Kansas farmers will have their eyes on Washington as they gather in Manhattan.
The Kansas Farm Bureau is holding its annual meeting Tuesday and Wednesday at the Hilton Garden Inn.
An opening-day summit took place Monday.
The issue on the minds of many farmers is the status of the U.S. farm bill. The 2008 farm bill expired Sept. 30, and a new farm bill hasn’t passed Congress.
At the end of the month, the dairy industry would be impacted as dairy subsidies expire Dec. 31 unless a new bill is passed.
Bureau board member Jeff Grossenbacher, whose district includes Pottawatomie County, said farmers need the crop insurance that a farm bill provides.
“Without that revenue insurance and safety net, many farmers in Kansas wouldn’t be able to put out a crop because their bankers wouldn’t loan them any money,” he said.
Mick Rausch, a voting delegate from Sedgwick County, said he utilized crop insurance in recent years because of a drought.
“It protects me in case of a total crop failure,” he said. “The last two years when we had the drought, I basically harvested nothing as far as crops.”
Rausch said the insurance still didn’t protect him from going into the red as he lost money from milking cows.
He said he is currently switching from a dairy operation to a beef operation because of the money loss.
“Crop insurance doesn’t take the place of a crop,” he said. “It’s a safety net.”
Grossenbacher said farmers plan eight to 10 months in advance for planting in the spring, which is difficult to do under these circumstances.
“It’s hard to plan for the future, because we’re already ordering seed and putting on fertilizer for next year’s crops,” he said.
Farmers also have an interest in school finance due to the tax component.
The Kansas Supreme Court is currently considering an inadequate funding lawsuit from school districts.
The court is deciding whether to uphold a lower court’s decision that required the state to increase its base aid per pupil from $3,838 to $4,492.
If upheld, the state would have to increase funding by at least $440 million.

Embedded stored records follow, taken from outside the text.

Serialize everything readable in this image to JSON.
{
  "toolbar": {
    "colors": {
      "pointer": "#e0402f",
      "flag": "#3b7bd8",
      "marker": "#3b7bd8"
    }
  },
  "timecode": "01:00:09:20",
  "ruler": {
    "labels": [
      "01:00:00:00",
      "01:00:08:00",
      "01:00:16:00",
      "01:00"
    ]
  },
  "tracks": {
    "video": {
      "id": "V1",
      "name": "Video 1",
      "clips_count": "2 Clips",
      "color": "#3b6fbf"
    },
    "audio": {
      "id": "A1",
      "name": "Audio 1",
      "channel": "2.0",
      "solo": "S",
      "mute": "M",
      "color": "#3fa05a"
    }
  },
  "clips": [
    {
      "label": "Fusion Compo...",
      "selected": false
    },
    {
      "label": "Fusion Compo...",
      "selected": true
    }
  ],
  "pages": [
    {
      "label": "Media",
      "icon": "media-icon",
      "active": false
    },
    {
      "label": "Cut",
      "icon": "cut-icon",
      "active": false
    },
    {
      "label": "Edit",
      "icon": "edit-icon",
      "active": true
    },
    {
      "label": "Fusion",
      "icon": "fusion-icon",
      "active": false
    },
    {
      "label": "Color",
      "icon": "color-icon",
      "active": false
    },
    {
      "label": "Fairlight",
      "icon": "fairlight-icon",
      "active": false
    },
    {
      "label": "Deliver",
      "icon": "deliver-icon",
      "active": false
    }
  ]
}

Rausch said the lawsuit would likely cause property taxes to go up, and he didn’t know what exemptions might be eliminated to provide funding.
“It can make a big difference on whether I’m profitable one year, and I’m not profitable the next,” he said.
Grossenbacher said the main funding for schools is property tax.
“Guess who owns the most property?” he asked.
Grossenbacher said taxes are an issue as the state moves away from its traditional “three-legged stool” approach with property, sales and income taxes.
Gov. Sam Brownback signed a tax reform law in 2012 that is focused on reducing individual income taxes and eliminating income taxes for some small businesses.
Grossenbacher said farmers have a lot of property but not necessarily the ability to pay a lot in taxes.
“If you put more reliance on property taxes, that harms agriculture,” he said.
Rausch said the property taxes have already gone up.
“All the municipalities are hurting for money, and they’re trying to squeeze every dollar they can out of whatever tax revenue they can get,” he said.
Rausch said he also expected the state’s corporate farming law to be among the big topics of interest at this week’s meeting.
The involvement of corporations in farming is limited by state law.
Eight other states have laws that prohibit or limit corporate farming: Iowa, Minnesota, Missouri, Nebraska, North Dakota, Oklahoma, South Dakota and Wisconsin.
State agriculture leaders and Brownback, a former state agriculture secretary, pushed for the law’s repeal during the 2013 session, but no action took place at that time.
Kansas Attorney General Derek Schmidt questioned the constitutionality of certain provisions in the law in a January letter to state agriculture secretary Dale Rodman.
Rausch gave his support for getting rid of restrictions.
“I think we need to change the corporate farm law to allow them to come in and compete,” he said. “They’d also provide opportunities for the state if they did.”